SOURCE DATA –

________

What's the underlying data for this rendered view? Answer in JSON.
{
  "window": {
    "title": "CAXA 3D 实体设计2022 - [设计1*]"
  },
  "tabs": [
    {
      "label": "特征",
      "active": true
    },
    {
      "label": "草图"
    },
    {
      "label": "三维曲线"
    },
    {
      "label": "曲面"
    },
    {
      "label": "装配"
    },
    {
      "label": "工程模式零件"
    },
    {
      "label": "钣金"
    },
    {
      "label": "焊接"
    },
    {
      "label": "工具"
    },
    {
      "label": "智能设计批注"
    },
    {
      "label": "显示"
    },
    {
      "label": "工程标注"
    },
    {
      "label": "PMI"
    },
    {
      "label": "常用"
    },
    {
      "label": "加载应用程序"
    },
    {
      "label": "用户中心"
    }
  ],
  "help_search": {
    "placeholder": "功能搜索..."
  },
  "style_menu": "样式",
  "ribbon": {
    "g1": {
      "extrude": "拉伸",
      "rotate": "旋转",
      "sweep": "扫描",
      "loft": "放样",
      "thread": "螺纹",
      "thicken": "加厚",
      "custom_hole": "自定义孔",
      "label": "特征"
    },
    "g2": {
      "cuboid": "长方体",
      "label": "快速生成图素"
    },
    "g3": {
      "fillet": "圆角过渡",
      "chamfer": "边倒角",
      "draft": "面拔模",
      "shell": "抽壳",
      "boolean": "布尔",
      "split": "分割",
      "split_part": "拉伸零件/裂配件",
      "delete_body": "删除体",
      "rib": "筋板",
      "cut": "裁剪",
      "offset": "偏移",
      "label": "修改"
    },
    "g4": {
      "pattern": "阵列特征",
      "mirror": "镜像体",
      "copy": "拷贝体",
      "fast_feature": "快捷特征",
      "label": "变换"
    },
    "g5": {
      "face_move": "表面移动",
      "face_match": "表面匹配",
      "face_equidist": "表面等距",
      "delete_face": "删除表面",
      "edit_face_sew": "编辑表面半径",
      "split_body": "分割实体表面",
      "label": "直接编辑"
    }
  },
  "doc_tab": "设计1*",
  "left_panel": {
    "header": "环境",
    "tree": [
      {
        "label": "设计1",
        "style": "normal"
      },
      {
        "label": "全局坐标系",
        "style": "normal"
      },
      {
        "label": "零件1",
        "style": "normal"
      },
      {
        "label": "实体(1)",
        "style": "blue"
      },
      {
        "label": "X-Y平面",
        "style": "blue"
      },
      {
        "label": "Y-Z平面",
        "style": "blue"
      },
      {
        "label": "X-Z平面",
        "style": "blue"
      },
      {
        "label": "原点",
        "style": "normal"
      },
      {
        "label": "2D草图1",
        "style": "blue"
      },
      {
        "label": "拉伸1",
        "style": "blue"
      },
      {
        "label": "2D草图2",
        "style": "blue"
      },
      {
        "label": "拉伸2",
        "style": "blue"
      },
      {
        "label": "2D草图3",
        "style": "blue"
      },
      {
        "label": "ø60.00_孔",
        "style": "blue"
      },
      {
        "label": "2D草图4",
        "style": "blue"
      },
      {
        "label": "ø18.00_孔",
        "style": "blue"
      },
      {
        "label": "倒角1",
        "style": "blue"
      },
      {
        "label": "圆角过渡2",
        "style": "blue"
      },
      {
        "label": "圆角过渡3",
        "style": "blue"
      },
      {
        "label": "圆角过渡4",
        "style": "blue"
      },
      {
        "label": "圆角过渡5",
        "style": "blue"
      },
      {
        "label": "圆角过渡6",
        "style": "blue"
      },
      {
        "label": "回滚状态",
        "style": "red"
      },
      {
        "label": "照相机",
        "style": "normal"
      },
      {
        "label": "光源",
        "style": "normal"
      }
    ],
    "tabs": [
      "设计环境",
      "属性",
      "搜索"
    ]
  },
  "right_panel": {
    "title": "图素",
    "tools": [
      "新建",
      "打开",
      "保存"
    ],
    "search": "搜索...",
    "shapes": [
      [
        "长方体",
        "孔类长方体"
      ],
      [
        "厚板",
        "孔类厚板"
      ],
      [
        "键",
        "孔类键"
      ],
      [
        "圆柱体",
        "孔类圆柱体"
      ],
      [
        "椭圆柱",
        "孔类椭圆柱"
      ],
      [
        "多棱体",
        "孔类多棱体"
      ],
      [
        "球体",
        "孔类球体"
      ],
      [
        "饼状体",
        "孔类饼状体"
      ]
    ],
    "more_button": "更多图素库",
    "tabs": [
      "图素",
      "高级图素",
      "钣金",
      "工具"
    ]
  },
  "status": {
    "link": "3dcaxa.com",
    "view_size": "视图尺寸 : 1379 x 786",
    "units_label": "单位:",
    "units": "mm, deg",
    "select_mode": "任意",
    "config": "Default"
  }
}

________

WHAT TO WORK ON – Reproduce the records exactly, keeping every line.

OUTPUT OF THE TASK –
What's the underlying data for this rendered view? Answer in JSON.
{
  "window": {
    "title": "CAXA 3D 实体设计2022 - [设计1*]"
  },
  "tabs": [
    {
      "label": "特征",
      "active": true
    },
    {
      "label": "草图"
    },
    {
      "label": "三维曲线"
    },
    {
      "label": "曲面"
    },
    {
      "label": "装配"
    },
    {
      "label": "工程模式零件"
    },
    {
      "label": "钣金"
    },
    {
      "label": "焊接"
    },
    {
      "label": "工具"
    },
    {
      "label": "智能设计批注"
    },
    {
      "label": "显示"
    },
    {
      "label": "工程标注"
    },
    {
      "label": "PMI"
    },
    {
      "label": "常用"
    },
    {
      "label": "加载应用程序"
    },
    {
      "label": "用户中心"
    }
  ],
  "help_search": {
    "placeholder": "功能搜索..."
  },
  "style_menu": "样式",
  "ribbon": {
    "g1": {
      "extrude": "拉伸",
      "rotate": "旋转",
      "sweep": "扫描",
      "loft": "放样",
      "thread": "螺纹",
      "thicken": "加厚",
      "custom_hole": "自定义孔",
      "label": "特征"
    },
    "g2": {
      "cuboid": "长方体",
      "label": "快速生成图素"
    },
    "g3": {
      "fillet": "圆角过渡",
      "chamfer": "边倒角",
      "draft": "面拔模",
      "shell": "抽壳",
      "boolean": "布尔",
      "split": "分割",
      "split_part": "拉伸零件/裂配件",
      "delete_body": "删除体",
      "rib": "筋板",
      "cut": "裁剪",
      "offset": "偏移",
      "label": "修改"
    },
    "g4": {
      "pattern": "阵列特征",
      "mirror": "镜像体",
      "copy": "拷贝体",
      "fast_feature": "快捷特征",
      "label": "变换"
    },
    "g5": {
      "face_move": "表面移动",
      "face_match": "表面匹配",
      "face_equidist": "表面等距",
      "delete_face": "删除表面",
      "edit_face_sew": "编辑表面半径",
      "split_body": "分割实体表面",
      "label": "直接编辑"
    }
  },
  "doc_tab": "设计1*",
  "left_panel": {
    "header": "环境",
    "tree": [
      {
        "label": "设计1",
        "style": "normal"
      },
      {
        "label": "全局坐标系",
        "style": "normal"
      },
      {
        "label": "零件1",
        "style": "normal"
      },
      {
        "label": "实体(1)",
        "style": "blue"
      },
      {
        "label": "X-Y平面",
        "style": "blue"
      },
      {
        "label": "Y-Z平面",
        "style": "blue"
      },
      {
        "label": "X-Z平面",
        "style": "blue"
      },
      {
        "label": "原点",
        "style": "normal"
      },
      {
        "label": "2D草图1",
        "style": "blue"
      },
      {
        "label": "拉伸1",
        "style": "blue"
      },
      {
        "label": "2D草图2",
        "style": "blue"
      },
      {
        "label": "拉伸2",
        "style": "blue"
      },
      {
        "label": "2D草图3",
        "style": "blue"
      },
      {
        "label": "ø60.00_孔",
        "style": "blue"
      },
      {
        "label": "2D草图4",
        "style": "blue"
      },
      {
        "label": "ø18.00_孔",
        "style": "blue"
      },
      {
        "label": "倒角1",
        "style": "blue"
      },
      {
        "label": "圆角过渡2",
        "style": "blue"
      },
      {
        "label": "圆角过渡3",
        "style": "blue"
      },
      {
        "label": "圆角过渡4",
        "style": "blue"
      },
      {
        "label": "圆角过渡5",
        "style": "blue"
      },
      {
        "label": "圆角过渡6",
        "style": "blue"
      },
      {
        "label": "回滚状态",
        "style": "red"
      },
      {
        "label": "照相机",
        "style": "normal"
      },
      {
        "label": "光源",
        "style": "normal"
      }
    ],
    "tabs": [
      "设计环境",
      "属性",
      "搜索"
    ]
  },
  "right_panel": {
    "title": "图素",
    "tools": [
      "新建",
      "打开",
      "保存"
    ],
    "search": "搜索...",
    "shapes": [
      [
        "长方体",
        "孔类长方体"
      ],
      [
        "厚板",
        "孔类厚板"
      ],
      [
        "键",
        "孔类键"
      ],
      [
        "圆柱体",
        "孔类圆柱体"
      ],
      [
        "椭圆柱",
        "孔类椭圆柱"
      ],
      [
        "多棱体",
        "孔类多棱体"
      ],
      [
        "球体",
        "孔类球体"
      ],
      [
        "饼状体",
        "孔类饼状体"
      ]
    ],
    "more_button": "更多图素库",
    "tabs": [
      "图素",
      "高级图素",
      "钣金",
      "工具"
    ]
  },
  "status": {
    "link": "3dcaxa.com",
    "view_size": "视图尺寸 : 1379 x 786",
    "units_label": "单位:",
    "units": "mm, deg",
    "select_mode": "任意",
    "config": "Default"
  }
}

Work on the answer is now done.